Google unleashes fightback against ChatGPT, a Bard by any other name
Competition for AI-powered search between Microsoft and Google heats up
On Monday, Google unveiled an AI chatbot, Bard, that will be integrated into its search engine soon in the face of rising competition from Microsoft's Bing and OpenAI's ChatGPT.
Talk of Microsoft revamping its search engine Bing with a massive investment in OpenAI's upcoming large language model GPT-4 has kicked Google into building its own rival service.
Large language models have rapidly improved and are better at generating text, summarizing knowledge, and answering questions. They aren't perfect, however, and can still produce toxic and false information. But folks are fascinated and drawn to the new technology and a recent report from analysts at UBS claimed ChatGPT had reached 100 million monthly users to become the fastest-growing internet app in history.
Will users suddenly turn their backs on Google and flock to Bing if Microsoft juices up web search with an even more powerful language model? This remains to be seen, but it's clear the times they are a-changin' in AI and search.
Google dominates in the search market, and uses its power to reap billions in online advertising - Alphabet's largest source of revenue. As Microsoft threatens to eat into these profits, Google has had to come up with its own answer for AI-powered search, and quickly.
"Two years ago we unveiled next-generation language and conversation capabilities powered by our Language Model for Dialogue Applications (or LaMDA for short)," CEO Sundar Pichai said in a blog post. "We've been working on an experimental conversational AI service, powered by LaMDA, that we're calling Bard."
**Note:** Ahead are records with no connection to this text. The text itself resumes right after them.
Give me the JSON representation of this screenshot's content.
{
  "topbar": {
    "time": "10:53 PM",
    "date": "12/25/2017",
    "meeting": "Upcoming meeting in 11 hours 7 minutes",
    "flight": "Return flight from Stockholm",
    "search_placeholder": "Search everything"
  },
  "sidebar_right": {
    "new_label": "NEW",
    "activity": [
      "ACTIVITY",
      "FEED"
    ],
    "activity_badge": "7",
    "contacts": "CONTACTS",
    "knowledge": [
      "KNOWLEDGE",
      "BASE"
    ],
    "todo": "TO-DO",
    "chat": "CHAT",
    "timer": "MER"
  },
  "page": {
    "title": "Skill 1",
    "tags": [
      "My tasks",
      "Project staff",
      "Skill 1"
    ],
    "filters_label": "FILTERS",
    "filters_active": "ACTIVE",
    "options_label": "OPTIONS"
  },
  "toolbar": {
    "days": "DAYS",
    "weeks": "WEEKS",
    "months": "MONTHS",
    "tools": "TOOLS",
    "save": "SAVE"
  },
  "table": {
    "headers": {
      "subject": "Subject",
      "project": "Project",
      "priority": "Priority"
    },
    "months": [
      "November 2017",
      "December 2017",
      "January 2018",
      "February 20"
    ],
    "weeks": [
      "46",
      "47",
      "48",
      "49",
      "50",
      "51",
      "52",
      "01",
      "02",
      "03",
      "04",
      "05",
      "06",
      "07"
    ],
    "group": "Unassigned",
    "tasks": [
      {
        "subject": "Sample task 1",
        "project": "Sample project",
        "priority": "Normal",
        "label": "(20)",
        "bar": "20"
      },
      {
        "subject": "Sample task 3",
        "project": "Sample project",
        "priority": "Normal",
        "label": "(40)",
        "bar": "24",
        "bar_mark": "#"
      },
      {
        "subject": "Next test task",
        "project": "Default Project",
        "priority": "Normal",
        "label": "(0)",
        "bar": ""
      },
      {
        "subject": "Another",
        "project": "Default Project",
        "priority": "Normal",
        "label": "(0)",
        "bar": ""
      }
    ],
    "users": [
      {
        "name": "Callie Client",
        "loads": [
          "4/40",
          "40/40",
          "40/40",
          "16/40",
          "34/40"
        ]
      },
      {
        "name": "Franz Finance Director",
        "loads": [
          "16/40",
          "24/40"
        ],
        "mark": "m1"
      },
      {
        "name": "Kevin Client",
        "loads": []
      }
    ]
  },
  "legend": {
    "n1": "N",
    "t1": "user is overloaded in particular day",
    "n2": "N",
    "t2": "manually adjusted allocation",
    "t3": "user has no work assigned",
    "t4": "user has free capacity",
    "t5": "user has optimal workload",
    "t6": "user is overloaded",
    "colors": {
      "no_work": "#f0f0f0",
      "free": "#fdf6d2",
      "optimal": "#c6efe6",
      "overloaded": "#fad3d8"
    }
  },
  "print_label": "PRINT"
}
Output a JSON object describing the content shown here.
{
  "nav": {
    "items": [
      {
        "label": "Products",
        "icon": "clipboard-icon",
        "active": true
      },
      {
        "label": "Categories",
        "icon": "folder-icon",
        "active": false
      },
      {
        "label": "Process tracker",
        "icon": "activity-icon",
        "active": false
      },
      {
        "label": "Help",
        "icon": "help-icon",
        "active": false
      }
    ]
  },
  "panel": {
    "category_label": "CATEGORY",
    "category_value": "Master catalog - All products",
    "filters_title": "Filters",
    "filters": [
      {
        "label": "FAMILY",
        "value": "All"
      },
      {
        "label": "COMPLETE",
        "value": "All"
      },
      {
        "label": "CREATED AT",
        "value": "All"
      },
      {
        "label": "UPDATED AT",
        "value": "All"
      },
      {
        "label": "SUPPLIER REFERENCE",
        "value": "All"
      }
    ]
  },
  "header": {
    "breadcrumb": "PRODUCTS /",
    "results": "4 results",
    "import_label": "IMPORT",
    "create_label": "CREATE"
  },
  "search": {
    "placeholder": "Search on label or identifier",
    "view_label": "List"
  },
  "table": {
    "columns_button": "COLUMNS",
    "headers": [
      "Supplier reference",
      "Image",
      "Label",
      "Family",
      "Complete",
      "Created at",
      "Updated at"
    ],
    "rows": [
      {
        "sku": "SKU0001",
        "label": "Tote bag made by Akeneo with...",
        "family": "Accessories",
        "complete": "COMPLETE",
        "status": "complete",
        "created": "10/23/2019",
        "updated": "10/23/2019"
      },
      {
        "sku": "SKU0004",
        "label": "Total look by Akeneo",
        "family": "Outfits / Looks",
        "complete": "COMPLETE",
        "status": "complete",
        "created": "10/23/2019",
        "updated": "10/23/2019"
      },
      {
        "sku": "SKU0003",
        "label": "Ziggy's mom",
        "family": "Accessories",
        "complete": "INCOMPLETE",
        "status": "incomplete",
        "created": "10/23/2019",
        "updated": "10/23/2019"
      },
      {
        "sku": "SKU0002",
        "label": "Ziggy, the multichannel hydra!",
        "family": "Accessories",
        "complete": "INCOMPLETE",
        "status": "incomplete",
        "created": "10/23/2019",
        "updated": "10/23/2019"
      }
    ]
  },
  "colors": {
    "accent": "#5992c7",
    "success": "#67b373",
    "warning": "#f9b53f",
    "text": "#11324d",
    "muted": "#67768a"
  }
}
Pichai said Bard processes information from the internet to generate output responses for input user queries. Bard can, for example, do things like explain new discoveries from NASA's James Webb Space Telescope to children, provide up-to-date information on the best strikers in football and come up with training exercises to help people improve their health.
- Google to present AI-powered search features next week in live event
- Microsoft boffins contemplate equipping Excel with AI
- ChatGPT (sigh) the fastest-growing web app in history (sigh) claim analysts
- GPT-4 could pop up in Bing, as Google races to build chatbot search products
Bard looks like it rivals ChatGPT's ability to be conversational but appears to be more focused on search and explainability rather than being a general language model capable of writing poems or essays. A preview snippet of Bard in action shows the model generates responses in bullet points.
Google believes language models can extract information more efficiently from the internet, making it easier for people to find what they are looking for directly without having to scan through multiple websites.
"When people think of Google, they often think of turning to us for quick factual answers, like 'how many keys does a piano have?' But increasingly, people are turning to Google for deeper insights and understanding — like, "is the piano or guitar easier to learn, and how much practice does each need?" Learning about a topic like this can take a lot of effort to figure out what you really need to know, and people often want to explore a diverse range of opinions or perspectives," Pichai explained.
Bard will be launched to the public in the coming weeks, and will initially be powered with a smaller model version of LaMDA. Google has released it to a select group of users for testing, and will be assessing the model's safety and quality of responses.
Google also said it is going to start getting developers and businesses onboard to start using Generative Language API, which will consist of a range of language models based on its LaMDA system like OpenAI's GPT-3 based models.
Meanwhile, Microsoft is expected to reveal more about how Bing hopes to make a search comeback with AI in an upcoming private in-person event tomorrow, according to The Verge. Google, however, will reportedly unveil new AI-powered products and features in a public livestream presentation on Wednesday. ®